Source records

------

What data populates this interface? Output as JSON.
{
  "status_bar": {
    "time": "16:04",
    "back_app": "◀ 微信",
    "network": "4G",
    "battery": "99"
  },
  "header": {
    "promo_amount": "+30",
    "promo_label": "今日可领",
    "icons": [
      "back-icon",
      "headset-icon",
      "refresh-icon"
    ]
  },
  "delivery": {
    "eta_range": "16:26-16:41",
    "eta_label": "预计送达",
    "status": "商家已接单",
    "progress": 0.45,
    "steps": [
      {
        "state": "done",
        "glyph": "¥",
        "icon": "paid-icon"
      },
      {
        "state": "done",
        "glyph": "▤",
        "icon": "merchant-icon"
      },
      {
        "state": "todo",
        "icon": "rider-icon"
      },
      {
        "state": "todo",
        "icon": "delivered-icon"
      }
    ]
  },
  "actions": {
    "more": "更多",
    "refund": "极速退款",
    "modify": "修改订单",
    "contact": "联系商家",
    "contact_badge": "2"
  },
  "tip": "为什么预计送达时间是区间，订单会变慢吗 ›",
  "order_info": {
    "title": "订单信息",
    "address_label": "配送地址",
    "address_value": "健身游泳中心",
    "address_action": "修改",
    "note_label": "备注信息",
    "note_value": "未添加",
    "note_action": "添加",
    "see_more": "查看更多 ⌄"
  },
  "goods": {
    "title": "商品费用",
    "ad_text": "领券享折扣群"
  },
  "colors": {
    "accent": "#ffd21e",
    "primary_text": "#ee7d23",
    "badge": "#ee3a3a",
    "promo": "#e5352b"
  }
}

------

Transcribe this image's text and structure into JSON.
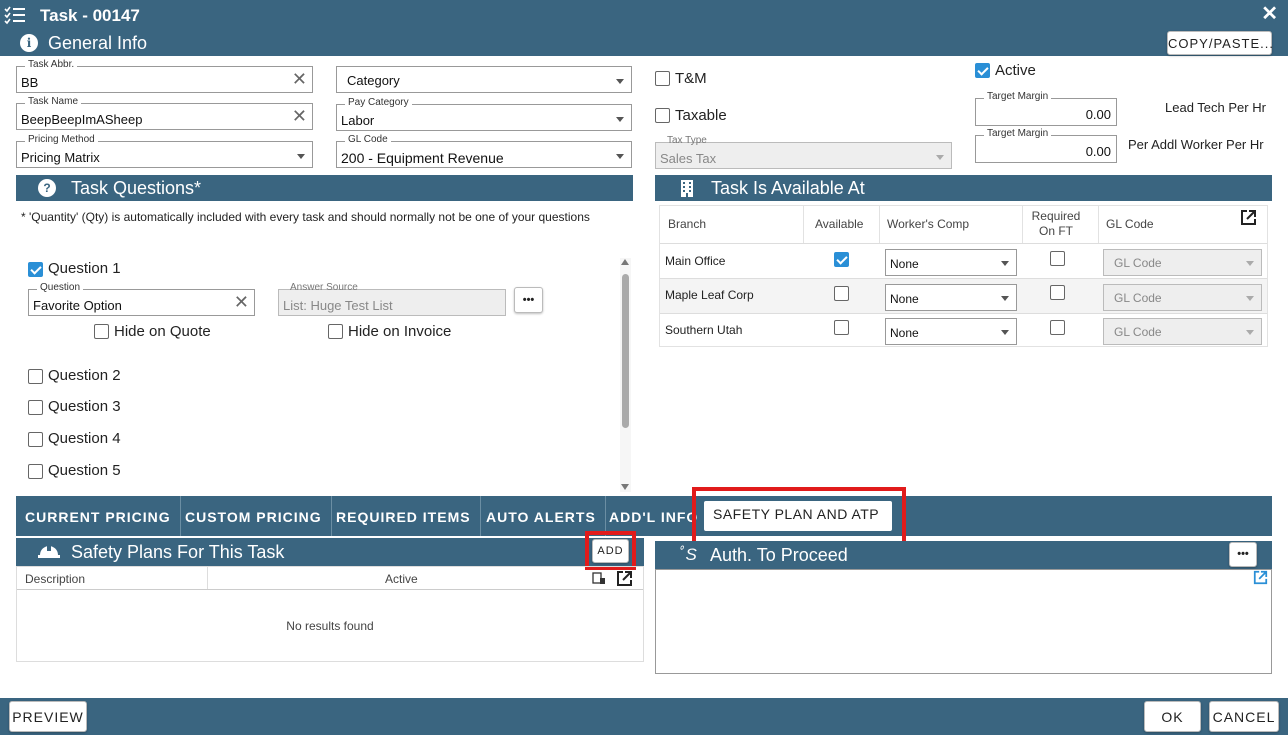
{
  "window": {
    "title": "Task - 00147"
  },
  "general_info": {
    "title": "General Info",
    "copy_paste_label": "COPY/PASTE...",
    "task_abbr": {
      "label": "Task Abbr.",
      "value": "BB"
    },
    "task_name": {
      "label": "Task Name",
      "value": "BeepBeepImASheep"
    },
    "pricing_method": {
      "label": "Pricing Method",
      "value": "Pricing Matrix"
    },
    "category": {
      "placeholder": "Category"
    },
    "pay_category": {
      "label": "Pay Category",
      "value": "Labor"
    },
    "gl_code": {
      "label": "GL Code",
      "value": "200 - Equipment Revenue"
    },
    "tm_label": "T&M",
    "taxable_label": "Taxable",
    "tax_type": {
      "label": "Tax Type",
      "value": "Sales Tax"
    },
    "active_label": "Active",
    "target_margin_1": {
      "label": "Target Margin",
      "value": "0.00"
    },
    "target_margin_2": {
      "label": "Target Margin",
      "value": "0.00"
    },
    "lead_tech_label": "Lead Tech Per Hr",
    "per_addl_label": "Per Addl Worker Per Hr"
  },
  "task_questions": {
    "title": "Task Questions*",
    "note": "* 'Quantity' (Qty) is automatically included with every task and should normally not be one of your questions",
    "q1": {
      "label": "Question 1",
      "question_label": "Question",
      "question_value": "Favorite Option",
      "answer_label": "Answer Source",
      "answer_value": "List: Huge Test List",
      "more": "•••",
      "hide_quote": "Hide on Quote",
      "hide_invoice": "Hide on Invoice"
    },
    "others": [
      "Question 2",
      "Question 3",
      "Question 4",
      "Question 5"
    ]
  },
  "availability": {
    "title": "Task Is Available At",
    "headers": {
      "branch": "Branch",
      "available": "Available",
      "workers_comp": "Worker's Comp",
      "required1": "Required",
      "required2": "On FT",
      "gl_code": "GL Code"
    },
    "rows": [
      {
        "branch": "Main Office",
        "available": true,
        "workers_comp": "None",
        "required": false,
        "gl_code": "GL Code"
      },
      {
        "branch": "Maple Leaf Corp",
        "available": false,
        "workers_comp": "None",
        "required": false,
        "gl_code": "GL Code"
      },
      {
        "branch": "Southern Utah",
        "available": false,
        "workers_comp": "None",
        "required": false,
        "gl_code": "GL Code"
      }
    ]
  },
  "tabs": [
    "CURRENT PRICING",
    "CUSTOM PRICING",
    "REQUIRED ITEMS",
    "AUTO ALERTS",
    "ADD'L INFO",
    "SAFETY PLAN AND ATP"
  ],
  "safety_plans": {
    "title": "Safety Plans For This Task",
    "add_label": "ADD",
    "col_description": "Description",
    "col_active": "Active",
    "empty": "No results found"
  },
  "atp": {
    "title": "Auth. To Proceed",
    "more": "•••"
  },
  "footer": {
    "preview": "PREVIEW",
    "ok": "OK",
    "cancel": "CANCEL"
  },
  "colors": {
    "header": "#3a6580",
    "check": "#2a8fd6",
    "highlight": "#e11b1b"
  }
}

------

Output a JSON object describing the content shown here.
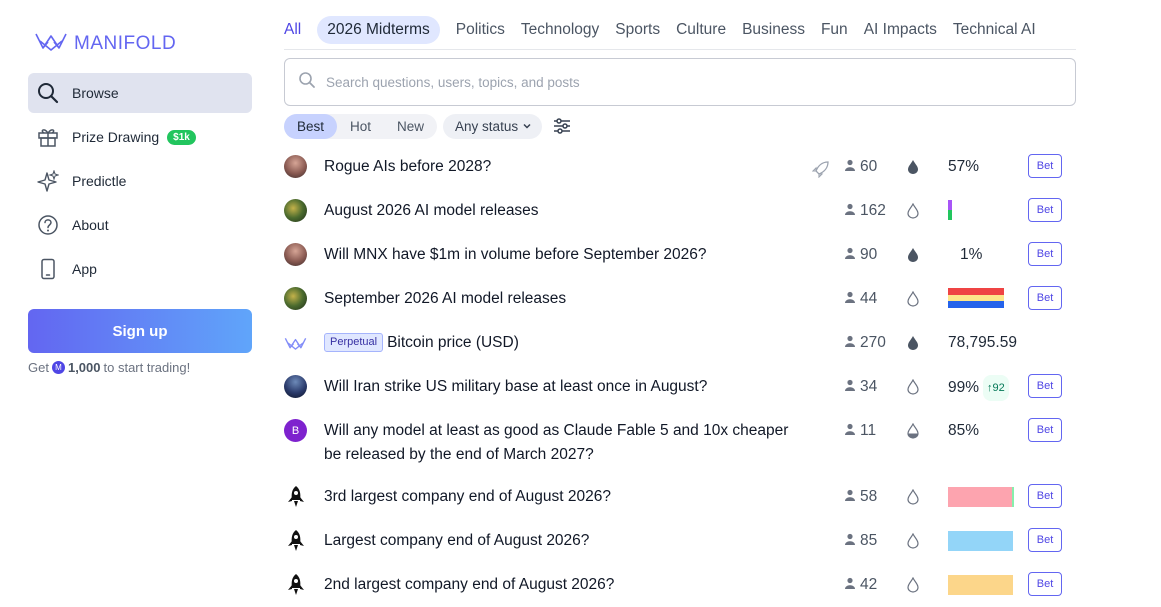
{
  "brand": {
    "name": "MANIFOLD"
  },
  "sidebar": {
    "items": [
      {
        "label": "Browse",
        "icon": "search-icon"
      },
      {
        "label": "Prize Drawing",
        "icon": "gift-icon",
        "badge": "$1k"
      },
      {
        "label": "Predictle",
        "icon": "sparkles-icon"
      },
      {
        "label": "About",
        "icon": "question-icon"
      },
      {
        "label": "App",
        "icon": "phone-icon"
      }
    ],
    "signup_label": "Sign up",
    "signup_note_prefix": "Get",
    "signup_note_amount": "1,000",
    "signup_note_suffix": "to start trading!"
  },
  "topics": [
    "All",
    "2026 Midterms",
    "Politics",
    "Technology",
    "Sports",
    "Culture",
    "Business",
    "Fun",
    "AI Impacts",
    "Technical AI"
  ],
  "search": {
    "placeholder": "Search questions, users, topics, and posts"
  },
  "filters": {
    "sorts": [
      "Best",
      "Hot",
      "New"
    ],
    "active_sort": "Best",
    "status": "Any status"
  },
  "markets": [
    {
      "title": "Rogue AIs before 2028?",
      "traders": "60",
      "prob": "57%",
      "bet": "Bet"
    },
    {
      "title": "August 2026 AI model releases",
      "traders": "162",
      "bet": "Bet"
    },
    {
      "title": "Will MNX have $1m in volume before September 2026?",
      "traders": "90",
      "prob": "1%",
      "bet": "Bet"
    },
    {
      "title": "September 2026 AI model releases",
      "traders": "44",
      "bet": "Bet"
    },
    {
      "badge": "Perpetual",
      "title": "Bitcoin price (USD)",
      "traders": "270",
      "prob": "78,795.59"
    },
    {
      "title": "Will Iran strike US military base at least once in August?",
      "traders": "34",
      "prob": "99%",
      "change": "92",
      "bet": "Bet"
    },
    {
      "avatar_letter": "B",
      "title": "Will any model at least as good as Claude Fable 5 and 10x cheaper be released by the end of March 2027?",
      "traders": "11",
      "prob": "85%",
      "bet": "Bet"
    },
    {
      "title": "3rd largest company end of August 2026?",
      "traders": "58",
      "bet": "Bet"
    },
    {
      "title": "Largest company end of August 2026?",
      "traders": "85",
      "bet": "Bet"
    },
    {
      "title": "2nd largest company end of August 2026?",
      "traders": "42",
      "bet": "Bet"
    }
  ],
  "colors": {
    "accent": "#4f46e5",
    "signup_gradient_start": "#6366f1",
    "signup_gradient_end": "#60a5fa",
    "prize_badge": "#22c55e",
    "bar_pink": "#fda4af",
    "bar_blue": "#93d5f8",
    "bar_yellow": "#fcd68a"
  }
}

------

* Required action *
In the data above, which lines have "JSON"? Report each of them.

* Answer to this problem *
What data populates this interface? Output as JSON.
Transcribe this image's text and structure into JSON.
Output a JSON object describing the content shown here.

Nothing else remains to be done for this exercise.